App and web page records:

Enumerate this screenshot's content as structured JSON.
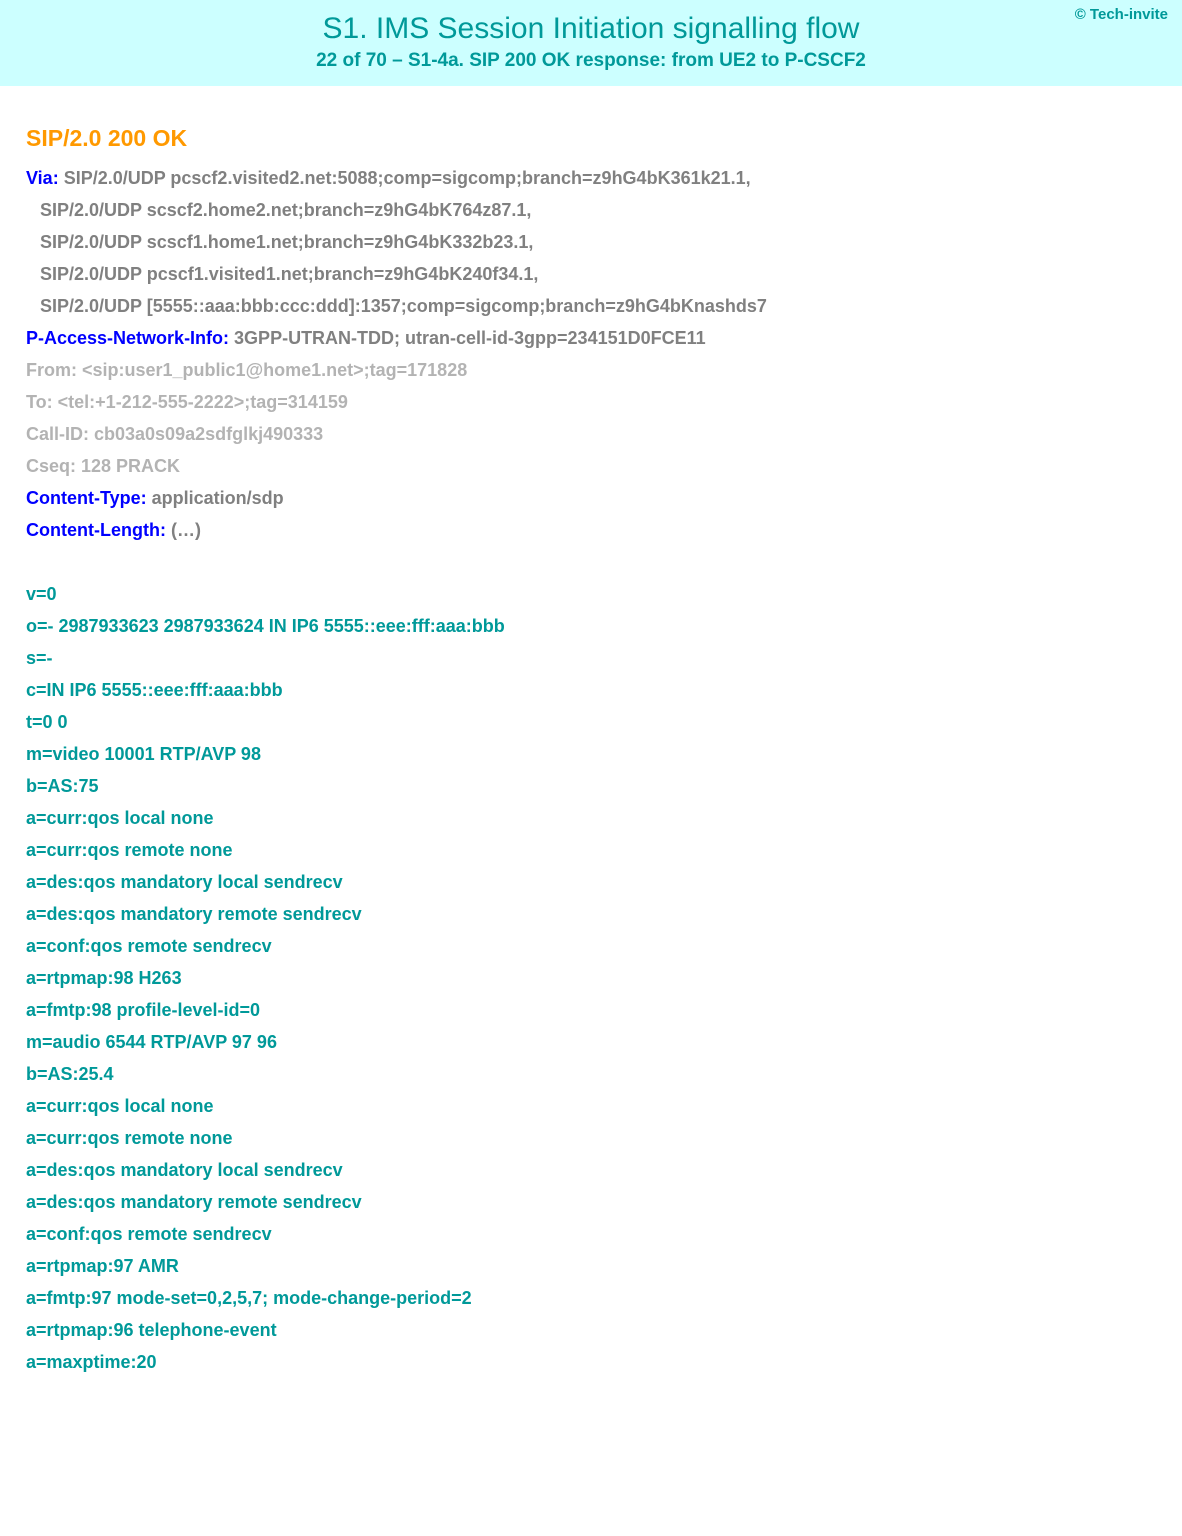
{
  "header": {
    "copyright": "© Tech-invite",
    "title": "S1. IMS Session Initiation signalling flow",
    "subtitle": "22 of 70 – S1-4a. SIP 200 OK response: from UE2 to P-CSCF2"
  },
  "sip": {
    "status_line": "SIP/2.0 200 OK",
    "via_label": "Via:",
    "via_first_value": " SIP/2.0/UDP pcscf2.visited2.net:5088;comp=sigcomp;branch=z9hG4bK361k21.1,",
    "via_cont": [
      "SIP/2.0/UDP scscf2.home2.net;branch=z9hG4bK764z87.1,",
      "SIP/2.0/UDP scscf1.home1.net;branch=z9hG4bK332b23.1,",
      "SIP/2.0/UDP pcscf1.visited1.net;branch=z9hG4bK240f34.1,",
      "SIP/2.0/UDP [5555::aaa:bbb:ccc:ddd]:1357;comp=sigcomp;branch=z9hG4bKnashds7"
    ],
    "pani_label": "P-Access-Network-Info:",
    "pani_value": " 3GPP-UTRAN-TDD; utran-cell-id-3gpp=234151D0FCE11",
    "from_label": "From:",
    "from_value": " <sip:user1_public1@home1.net>;tag=171828",
    "to_label": "To:",
    "to_value": " <tel:+1-212-555-2222>;tag=314159",
    "callid_label": "Call-ID:",
    "callid_value": " cb03a0s09a2sdfglkj490333",
    "cseq_label": "Cseq:",
    "cseq_value": " 128 PRACK",
    "ctype_label": "Content-Type:",
    "ctype_value": " application/sdp",
    "clen_label": "Content-Length:",
    "clen_value": " (…)"
  },
  "sdp": [
    "v=0",
    "o=- 2987933623 2987933624 IN IP6 5555::eee:fff:aaa:bbb",
    "s=-",
    "c=IN IP6 5555::eee:fff:aaa:bbb",
    "t=0 0",
    "m=video 10001 RTP/AVP 98",
    "b=AS:75",
    "a=curr:qos local none",
    "a=curr:qos remote none",
    "a=des:qos mandatory local sendrecv",
    "a=des:qos mandatory remote sendrecv",
    "a=conf:qos remote sendrecv",
    "a=rtpmap:98 H263",
    "a=fmtp:98 profile-level-id=0",
    "m=audio 6544 RTP/AVP 97 96",
    "b=AS:25.4",
    "a=curr:qos local none",
    "a=curr:qos remote none",
    "a=des:qos mandatory local sendrecv",
    "a=des:qos mandatory remote sendrecv",
    "a=conf:qos remote sendrecv",
    "a=rtpmap:97 AMR",
    "a=fmtp:97 mode-set=0,2,5,7; mode-change-period=2",
    "a=rtpmap:96 telephone-event",
    "a=maxptime:20"
  ]
}
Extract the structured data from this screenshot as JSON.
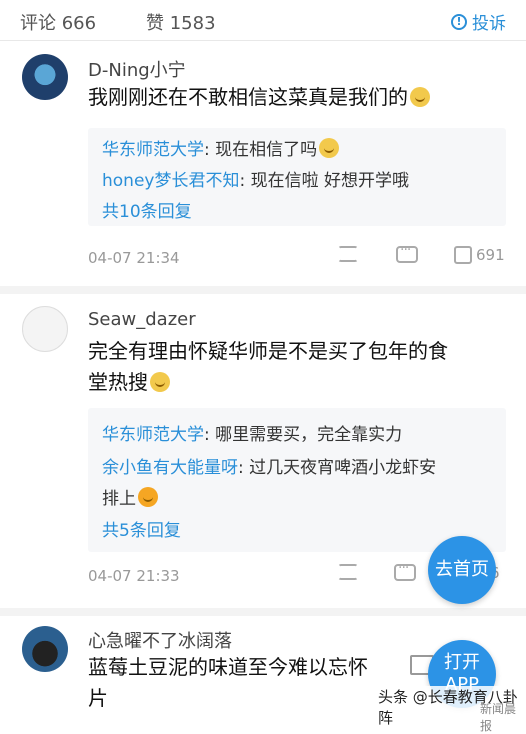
{
  "header": {
    "comments_label": "评论 666",
    "likes_label": "赞 1583",
    "report_label": "投诉",
    "report_icon": "exclamation-circle-icon"
  },
  "comments": [
    {
      "username": "D-Ning小宁",
      "content": "我刚刚还在不敢相信这菜真是我们的",
      "replies": [
        {
          "name": "华东师范大学",
          "text": ": 现在相信了吗"
        },
        {
          "name": "honey梦长君不知",
          "text": ": 现在信啦 好想开学哦"
        }
      ],
      "more_replies": "共10条回复",
      "time": "04-07 21:34",
      "likes": "691"
    },
    {
      "username": "Seaw_dazer",
      "content_line1": "完全有理由怀疑华师是不是买了包年的食",
      "content_line2": "堂热搜",
      "replies": [
        {
          "name": "华东师范大学",
          "text": ": 哪里需要买，完全靠实力"
        },
        {
          "name": "余小鱼有大能量呀",
          "text": ": 过几天夜宵啤酒小龙虾安"
        }
      ],
      "reply_continuation": "排上",
      "more_replies": "共5条回复",
      "time": "04-07 21:33",
      "likes": "6"
    },
    {
      "username": "心急曜不了冰阔落",
      "content_line1": "蓝莓土豆泥的味道至今难以忘怀",
      "content_line2": "片"
    }
  ],
  "floating": {
    "home_label": "去首页",
    "app_line1": "打开",
    "app_line2": "APP"
  },
  "watermark": {
    "text": "头条 @长春教育八卦阵",
    "sub": "新闻晨报"
  },
  "colors": {
    "accent": "#2a8fd8",
    "float_button": "#2c93e6"
  }
}
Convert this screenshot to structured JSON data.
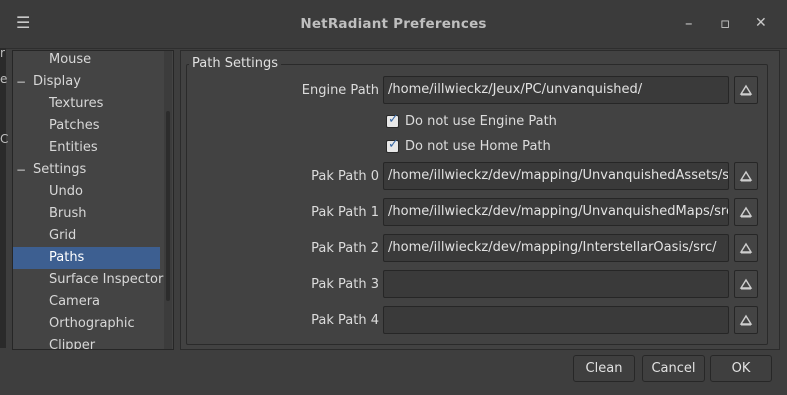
{
  "window": {
    "title": "NetRadiant Preferences",
    "icons": {
      "menu": "menu-icon",
      "minimize": "minimize-icon",
      "maximize": "maximize-icon",
      "close": "close-icon"
    }
  },
  "tree": {
    "items": [
      {
        "label": "Mouse",
        "level": "child"
      },
      {
        "label": "Display",
        "level": "parent",
        "expander": "−"
      },
      {
        "label": "Textures",
        "level": "child"
      },
      {
        "label": "Patches",
        "level": "child"
      },
      {
        "label": "Entities",
        "level": "child"
      },
      {
        "label": "Settings",
        "level": "parent",
        "expander": "−"
      },
      {
        "label": "Undo",
        "level": "child"
      },
      {
        "label": "Brush",
        "level": "child"
      },
      {
        "label": "Grid",
        "level": "child"
      },
      {
        "label": "Paths",
        "level": "child",
        "selected": true
      },
      {
        "label": "Surface Inspector",
        "level": "child"
      },
      {
        "label": "Camera",
        "level": "child"
      },
      {
        "label": "Orthographic",
        "level": "child"
      },
      {
        "label": "Clipper",
        "level": "child"
      }
    ],
    "selected_color": "#3d5f91"
  },
  "path_settings": {
    "legend": "Path Settings",
    "engine_path": {
      "label": "Engine Path",
      "value": "/home/illwieckz/Jeux/PC/unvanquished/"
    },
    "checkboxes": [
      {
        "label": "Do not use Engine Path",
        "checked": true
      },
      {
        "label": "Do not use Home Path",
        "checked": true
      }
    ],
    "pak_paths": [
      {
        "label": "Pak Path 0",
        "value": "/home/illwieckz/dev/mapping/UnvanquishedAssets/src/"
      },
      {
        "label": "Pak Path 1",
        "value": "/home/illwieckz/dev/mapping/UnvanquishedMaps/src/"
      },
      {
        "label": "Pak Path 2",
        "value": "/home/illwieckz/dev/mapping/InterstellarOasis/src/"
      },
      {
        "label": "Pak Path 3",
        "value": ""
      },
      {
        "label": "Pak Path 4",
        "value": ""
      }
    ],
    "browse_icon": "folder-browse-icon"
  },
  "buttons": {
    "clean": "Clean",
    "cancel": "Cancel",
    "ok": "OK"
  },
  "background_strip": {
    "glyphs": [
      "r",
      "e",
      "C"
    ]
  }
}
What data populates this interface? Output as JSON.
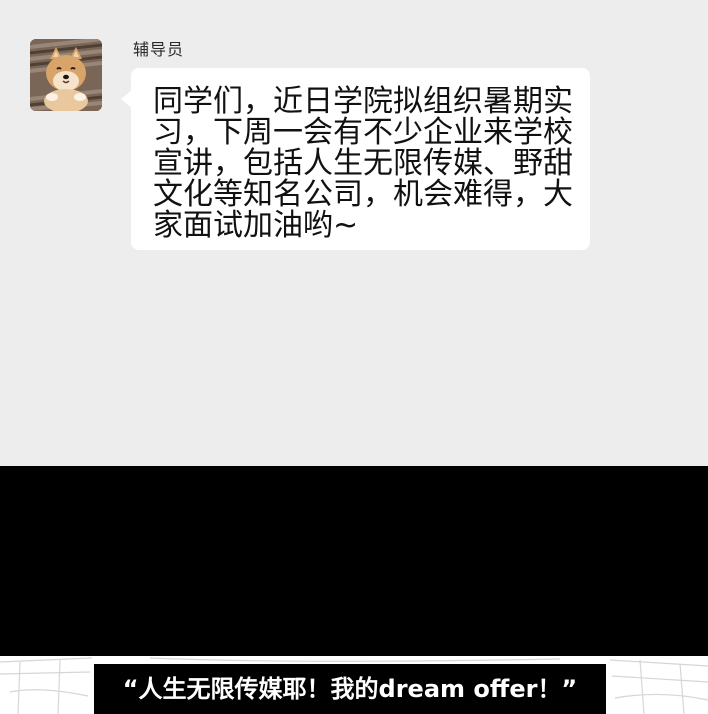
{
  "message": {
    "sender": "辅导员",
    "avatar": "shiba-dog-avatar",
    "text": "同学们，近日学院拟组织暑期实习，下周一会有不少企业来学校宣讲，包括人生无限传媒、野甜文化等知名公司，机会难得，大家面试加油哟~"
  },
  "caption": {
    "text": "“人生无限传媒耶！我的dream offer！”"
  },
  "colors": {
    "chat_background": "#ededed",
    "bubble": "#ffffff",
    "panel": "#000000",
    "caption_text": "#ffffff"
  }
}
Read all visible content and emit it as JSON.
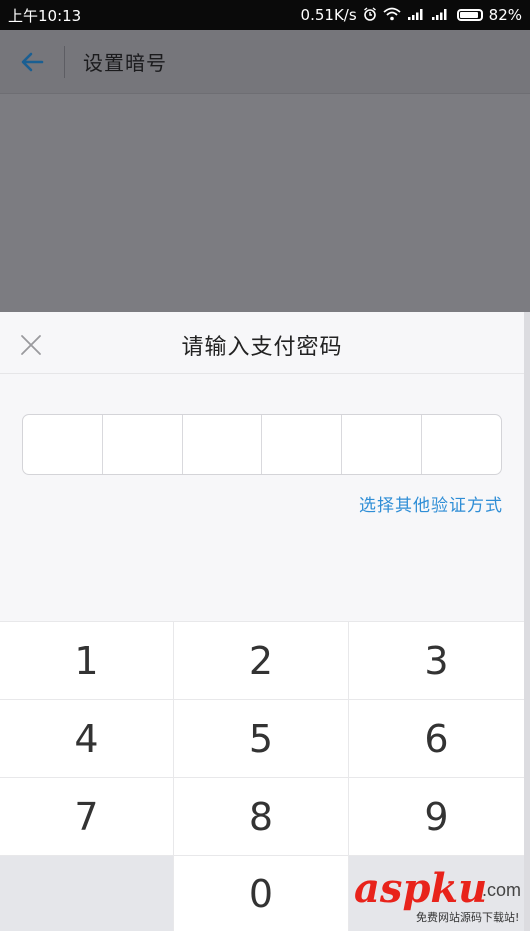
{
  "status_bar": {
    "time": "上午10:13",
    "net_speed": "0.51K/s",
    "battery": "82%"
  },
  "app_bar": {
    "title": "设置暗号"
  },
  "sheet": {
    "title": "请输入支付密码",
    "pin_length": 6,
    "alt_link": "选择其他验证方式"
  },
  "keypad": {
    "keys": [
      "1",
      "2",
      "3",
      "4",
      "5",
      "6",
      "7",
      "8",
      "9",
      "",
      "0",
      ""
    ]
  },
  "watermark": {
    "logo": "aspku",
    "domain": ".com",
    "caption": "免费网站源码下载站!"
  },
  "colors": {
    "accent": "#2f8ed6",
    "dim_overlay": "#76767b",
    "sheet_bg": "#f7f7f9"
  }
}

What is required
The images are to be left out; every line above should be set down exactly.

Answer for this exercise
Enumerate this screenshot's content as structured JSON.
{
  "header": {
    "copyright": "© Tech-invite",
    "title": "S1. IMS Session Initiation signalling flow",
    "subtitle": "22 of 70 – S1-4a. SIP 200 OK response: from UE2 to P-CSCF2"
  },
  "sip": {
    "status_line": "SIP/2.0 200 OK",
    "via_label": "Via:",
    "via_first_value": " SIP/2.0/UDP pcscf2.visited2.net:5088;comp=sigcomp;branch=z9hG4bK361k21.1,",
    "via_cont": [
      "SIP/2.0/UDP scscf2.home2.net;branch=z9hG4bK764z87.1,",
      "SIP/2.0/UDP scscf1.home1.net;branch=z9hG4bK332b23.1,",
      "SIP/2.0/UDP pcscf1.visited1.net;branch=z9hG4bK240f34.1,",
      "SIP/2.0/UDP [5555::aaa:bbb:ccc:ddd]:1357;comp=sigcomp;branch=z9hG4bKnashds7"
    ],
    "pani_label": "P-Access-Network-Info:",
    "pani_value": " 3GPP-UTRAN-TDD; utran-cell-id-3gpp=234151D0FCE11",
    "from_label": "From:",
    "from_value": " <sip:user1_public1@home1.net>;tag=171828",
    "to_label": "To:",
    "to_value": " <tel:+1-212-555-2222>;tag=314159",
    "callid_label": "Call-ID:",
    "callid_value": " cb03a0s09a2sdfglkj490333",
    "cseq_label": "Cseq:",
    "cseq_value": " 128 PRACK",
    "ctype_label": "Content-Type:",
    "ctype_value": " application/sdp",
    "clen_label": "Content-Length:",
    "clen_value": " (…)"
  },
  "sdp": [
    "v=0",
    "o=- 2987933623 2987933624 IN IP6 5555::eee:fff:aaa:bbb",
    "s=-",
    "c=IN IP6 5555::eee:fff:aaa:bbb",
    "t=0 0",
    "m=video 10001 RTP/AVP 98",
    "b=AS:75",
    "a=curr:qos local none",
    "a=curr:qos remote none",
    "a=des:qos mandatory local sendrecv",
    "a=des:qos mandatory remote sendrecv",
    "a=conf:qos remote sendrecv",
    "a=rtpmap:98 H263",
    "a=fmtp:98 profile-level-id=0",
    "m=audio 6544 RTP/AVP 97 96",
    "b=AS:25.4",
    "a=curr:qos local none",
    "a=curr:qos remote none",
    "a=des:qos mandatory local sendrecv",
    "a=des:qos mandatory remote sendrecv",
    "a=conf:qos remote sendrecv",
    "a=rtpmap:97 AMR",
    "a=fmtp:97 mode-set=0,2,5,7; mode-change-period=2",
    "a=rtpmap:96 telephone-event",
    "a=maxptime:20"
  ]
}
Extract the structured data from this screenshot as JSON.
{
  "header": {
    "comments_label": "评论 666",
    "likes_label": "赞 1583",
    "report_label": "投诉",
    "report_icon": "exclamation-circle-icon"
  },
  "comments": [
    {
      "username": "D-Ning小宁",
      "content": "我刚刚还在不敢相信这菜真是我们的",
      "replies": [
        {
          "name": "华东师范大学",
          "text": ": 现在相信了吗"
        },
        {
          "name": "honey梦长君不知",
          "text": ": 现在信啦 好想开学哦"
        }
      ],
      "more_replies": "共10条回复",
      "time": "04-07 21:34",
      "likes": "691"
    },
    {
      "username": "Seaw_dazer",
      "content_line1": "完全有理由怀疑华师是不是买了包年的食",
      "content_line2": "堂热搜",
      "replies": [
        {
          "name": "华东师范大学",
          "text": ": 哪里需要买，完全靠实力"
        },
        {
          "name": "余小鱼有大能量呀",
          "text": ": 过几天夜宵啤酒小龙虾安"
        }
      ],
      "reply_continuation": "排上",
      "more_replies": "共5条回复",
      "time": "04-07 21:33",
      "likes": "6"
    },
    {
      "username": "心急曜不了冰阔落",
      "content_line1": "蓝莓土豆泥的味道至今难以忘怀",
      "content_line2": "片"
    }
  ],
  "floating": {
    "home_label": "去首页",
    "app_line1": "打开",
    "app_line2": "APP"
  },
  "watermark": {
    "text": "头条 @长春教育八卦阵",
    "sub": "新闻晨报"
  },
  "colors": {
    "accent": "#2a8fd8",
    "float_button": "#2c93e6"
  }
}
Convert this screenshot to structured JSON data.
{
  "window": {
    "title": "NetRadiant Preferences",
    "icons": {
      "menu": "menu-icon",
      "minimize": "minimize-icon",
      "maximize": "maximize-icon",
      "close": "close-icon"
    }
  },
  "tree": {
    "items": [
      {
        "label": "Mouse",
        "level": "child"
      },
      {
        "label": "Display",
        "level": "parent",
        "expander": "−"
      },
      {
        "label": "Textures",
        "level": "child"
      },
      {
        "label": "Patches",
        "level": "child"
      },
      {
        "label": "Entities",
        "level": "child"
      },
      {
        "label": "Settings",
        "level": "parent",
        "expander": "−"
      },
      {
        "label": "Undo",
        "level": "child"
      },
      {
        "label": "Brush",
        "level": "child"
      },
      {
        "label": "Grid",
        "level": "child"
      },
      {
        "label": "Paths",
        "level": "child",
        "selected": true
      },
      {
        "label": "Surface Inspector",
        "level": "child"
      },
      {
        "label": "Camera",
        "level": "child"
      },
      {
        "label": "Orthographic",
        "level": "child"
      },
      {
        "label": "Clipper",
        "level": "child"
      }
    ],
    "selected_color": "#3d5f91"
  },
  "path_settings": {
    "legend": "Path Settings",
    "engine_path": {
      "label": "Engine Path",
      "value": "/home/illwieckz/Jeux/PC/unvanquished/"
    },
    "checkboxes": [
      {
        "label": "Do not use Engine Path",
        "checked": true
      },
      {
        "label": "Do not use Home Path",
        "checked": true
      }
    ],
    "pak_paths": [
      {
        "label": "Pak Path 0",
        "value": "/home/illwieckz/dev/mapping/UnvanquishedAssets/src/"
      },
      {
        "label": "Pak Path 1",
        "value": "/home/illwieckz/dev/mapping/UnvanquishedMaps/src/"
      },
      {
        "label": "Pak Path 2",
        "value": "/home/illwieckz/dev/mapping/InterstellarOasis/src/"
      },
      {
        "label": "Pak Path 3",
        "value": ""
      },
      {
        "label": "Pak Path 4",
        "value": ""
      }
    ],
    "browse_icon": "folder-browse-icon"
  },
  "buttons": {
    "clean": "Clean",
    "cancel": "Cancel",
    "ok": "OK"
  },
  "background_strip": {
    "glyphs": [
      "r",
      "e",
      "C"
    ]
  }
}
What data populates this interface? Output as JSON.
{
  "message": {
    "sender": "辅导员",
    "avatar": "shiba-dog-avatar",
    "text": "同学们，近日学院拟组织暑期实习，下周一会有不少企业来学校宣讲，包括人生无限传媒、野甜文化等知名公司，机会难得，大家面试加油哟~"
  },
  "caption": {
    "text": "“人生无限传媒耶！我的dream offer！”"
  },
  "colors": {
    "chat_background": "#ededed",
    "bubble": "#ffffff",
    "panel": "#000000",
    "caption_text": "#ffffff"
  }
}
Read all visible content and emit it as JSON.
{
  "status_bar": {
    "time": "上午10:13",
    "net_speed": "0.51K/s",
    "battery": "82%"
  },
  "app_bar": {
    "title": "设置暗号"
  },
  "sheet": {
    "title": "请输入支付密码",
    "pin_length": 6,
    "alt_link": "选择其他验证方式"
  },
  "keypad": {
    "keys": [
      "1",
      "2",
      "3",
      "4",
      "5",
      "6",
      "7",
      "8",
      "9",
      "",
      "0",
      ""
    ]
  },
  "watermark": {
    "logo": "aspku",
    "domain": ".com",
    "caption": "免费网站源码下载站!"
  },
  "colors": {
    "accent": "#2f8ed6",
    "dim_overlay": "#76767b",
    "sheet_bg": "#f7f7f9"
  }
}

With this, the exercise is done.